Mao Zedong Flag
Supporters wave a flag bearing an image of the late Chairman Mao Zedong and a slogan which read \'People missing Chairman Mao\', as people gather to celebrate the 120th birth anniversary of the former leader, in Shaoshan, Mao\'s hometown. Reuters

China's economic growth is expected to hover at 7.6% in 2013, according to a cabinet report, a notch above the government's target of 7.5% and slightly below last year's 7.7% growth rate.

The cabinet report also said that Beijing would further improve interest-rate flexibility and coordination on using various policies such as environmental, fiscal, land-use, monetary, and industrial policy, the official Xinhua news agency reported.

The government proposes to carefully tackle the issue of rising local government debt while ensuring that the nation's liquidity needs were met, the report added.

Xu Shaoshi, head of China's top economic planning body, told lawmakers that ambiguity remained in the global economic recovery, and that the international market had failed to produce strong demand.

Within China, higher labour and environmental costs for enterprises also posed challenges, said Xu, who heads the National Development and Reform Commission.

"We cannot deny a downward pressure on economic growth," Xinhua quoted Xu as saying.

The latest growth forecast was in line with market consensus that the world's second-largest economy would expand 7.6% to 7.7% in 2013.

However, the economic growth rate continued to hover near its weakest pace since the 1997-98 Asian financial crisis.

Earlier in the week, officials at top government think tanks told Reuters that China could peg its 2014 growth target at 7.5%.

Local Debt Rising

China's leaders want to guide the world's most populous nation away from debt-driven investments, in infrastructure and property, and towards a more sustainable path.

As such, Beijing is looking to tighten its fiscal disciplinary measures in order to tackle rising debt levels at local government agencies.

China's local government debt totaled about 10.7tn yuan ($1.76tn, £1.07tn, €1.29tn) at the end of 2010, according to available National Audit Office (NAO) data.

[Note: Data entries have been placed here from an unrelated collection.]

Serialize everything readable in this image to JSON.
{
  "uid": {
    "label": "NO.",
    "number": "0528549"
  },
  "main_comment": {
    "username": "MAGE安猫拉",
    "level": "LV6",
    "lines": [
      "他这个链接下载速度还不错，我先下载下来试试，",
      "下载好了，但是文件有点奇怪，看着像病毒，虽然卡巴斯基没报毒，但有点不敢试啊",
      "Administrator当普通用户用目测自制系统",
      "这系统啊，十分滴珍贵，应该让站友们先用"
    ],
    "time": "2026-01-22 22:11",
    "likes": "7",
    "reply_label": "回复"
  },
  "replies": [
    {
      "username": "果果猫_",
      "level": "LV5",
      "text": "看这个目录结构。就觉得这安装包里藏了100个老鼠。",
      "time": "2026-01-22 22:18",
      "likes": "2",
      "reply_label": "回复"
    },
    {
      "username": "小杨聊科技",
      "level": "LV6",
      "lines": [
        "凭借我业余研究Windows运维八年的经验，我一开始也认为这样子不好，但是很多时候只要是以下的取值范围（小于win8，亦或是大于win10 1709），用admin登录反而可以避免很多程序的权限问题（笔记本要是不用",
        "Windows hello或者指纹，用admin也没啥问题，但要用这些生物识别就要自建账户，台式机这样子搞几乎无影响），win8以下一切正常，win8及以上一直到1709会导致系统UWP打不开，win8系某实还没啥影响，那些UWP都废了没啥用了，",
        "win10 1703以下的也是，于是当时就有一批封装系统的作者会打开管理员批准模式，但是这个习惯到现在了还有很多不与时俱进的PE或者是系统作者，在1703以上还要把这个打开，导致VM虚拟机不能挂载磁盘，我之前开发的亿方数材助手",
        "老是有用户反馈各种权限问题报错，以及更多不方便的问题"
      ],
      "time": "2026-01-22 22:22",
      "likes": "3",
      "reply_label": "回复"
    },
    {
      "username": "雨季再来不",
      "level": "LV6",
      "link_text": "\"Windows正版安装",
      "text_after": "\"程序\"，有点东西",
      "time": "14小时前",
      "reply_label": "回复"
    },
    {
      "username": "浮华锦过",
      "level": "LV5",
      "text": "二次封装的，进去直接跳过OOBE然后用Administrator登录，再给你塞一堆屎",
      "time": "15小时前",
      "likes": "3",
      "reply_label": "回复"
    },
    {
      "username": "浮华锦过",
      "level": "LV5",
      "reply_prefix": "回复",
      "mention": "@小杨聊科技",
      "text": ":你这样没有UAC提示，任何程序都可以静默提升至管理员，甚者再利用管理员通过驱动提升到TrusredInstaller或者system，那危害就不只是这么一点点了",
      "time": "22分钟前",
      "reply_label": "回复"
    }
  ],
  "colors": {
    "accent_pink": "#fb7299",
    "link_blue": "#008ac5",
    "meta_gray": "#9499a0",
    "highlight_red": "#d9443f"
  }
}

China's local governments borrowed heavily to fund construction and other investments as part of a stimulus package, rolled out in 2008, to shield the local economy from the global financial crisis.